◆ **Assignment**: Your copy of the lines below must match them exactly and contain no images.

◆ **Dataset extract**:
┄┄┄┄┄┄
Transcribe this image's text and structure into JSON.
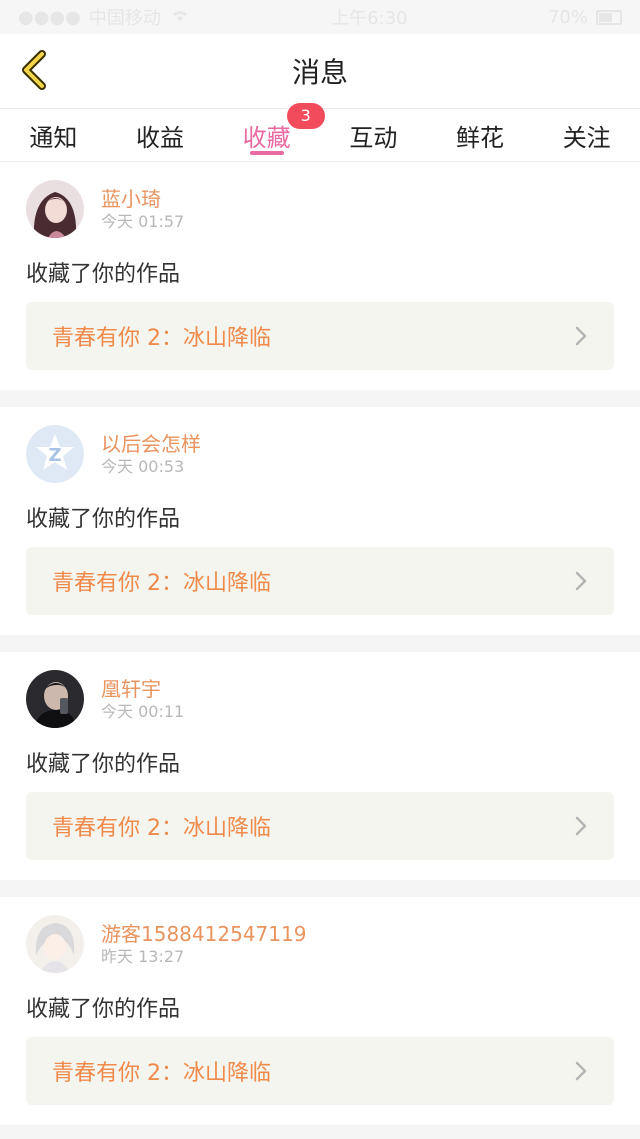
{
  "status_bar": {
    "carrier": "中国移动",
    "time": "上午6:30",
    "battery": "70%"
  },
  "nav": {
    "title": "消息",
    "back_icon": "chevron-left-icon"
  },
  "tabs": [
    {
      "label": "通知"
    },
    {
      "label": "收益"
    },
    {
      "label": "收藏",
      "badge": "3"
    },
    {
      "label": "互动"
    },
    {
      "label": "鲜花"
    },
    {
      "label": "关注"
    }
  ],
  "messages": [
    {
      "username": "蓝小琦",
      "time": "今天 01:57",
      "action": "收藏了你的作品",
      "work": "青春有你 2：冰山降临",
      "avatar": "avatar-girl-dark-hair"
    },
    {
      "username": "以后会怎样",
      "time": "今天 00:53",
      "action": "收藏了你的作品",
      "work": "青春有你 2：冰山降临",
      "avatar": "avatar-default-q"
    },
    {
      "username": "凰轩宇",
      "time": "今天 00:11",
      "action": "收藏了你的作品",
      "work": "青春有你 2：冰山降临",
      "avatar": "avatar-boy-dark"
    },
    {
      "username": "游客1588412547119",
      "time": "昨天 13:27",
      "action": "收藏了你的作品",
      "work": "青春有你 2：冰山降临",
      "avatar": "avatar-anime-white-hair"
    }
  ],
  "colors": {
    "accent": "#e86aa1",
    "username": "#e9945f",
    "work": "#f08a4b",
    "badge": "#f24b5b"
  }
}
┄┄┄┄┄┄
◆ **Output below**:
Transcribe this image's text and structure into JSON.
{
  "status_bar": {
    "carrier": "中国移动",
    "time": "上午6:30",
    "battery": "70%"
  },
  "nav": {
    "title": "消息",
    "back_icon": "chevron-left-icon"
  },
  "tabs": [
    {
      "label": "通知"
    },
    {
      "label": "收益"
    },
    {
      "label": "收藏",
      "badge": "3"
    },
    {
      "label": "互动"
    },
    {
      "label": "鲜花"
    },
    {
      "label": "关注"
    }
  ],
  "messages": [
    {
      "username": "蓝小琦",
      "time": "今天 01:57",
      "action": "收藏了你的作品",
      "work": "青春有你 2：冰山降临",
      "avatar": "avatar-girl-dark-hair"
    },
    {
      "username": "以后会怎样",
      "time": "今天 00:53",
      "action": "收藏了你的作品",
      "work": "青春有你 2：冰山降临",
      "avatar": "avatar-default-q"
    },
    {
      "username": "凰轩宇",
      "time": "今天 00:11",
      "action": "收藏了你的作品",
      "work": "青春有你 2：冰山降临",
      "avatar": "avatar-boy-dark"
    },
    {
      "username": "游客1588412547119",
      "time": "昨天 13:27",
      "action": "收藏了你的作品",
      "work": "青春有你 2：冰山降临",
      "avatar": "avatar-anime-white-hair"
    }
  ],
  "colors": {
    "accent": "#e86aa1",
    "username": "#e9945f",
    "work": "#f08a4b",
    "badge": "#f24b5b"
  }
}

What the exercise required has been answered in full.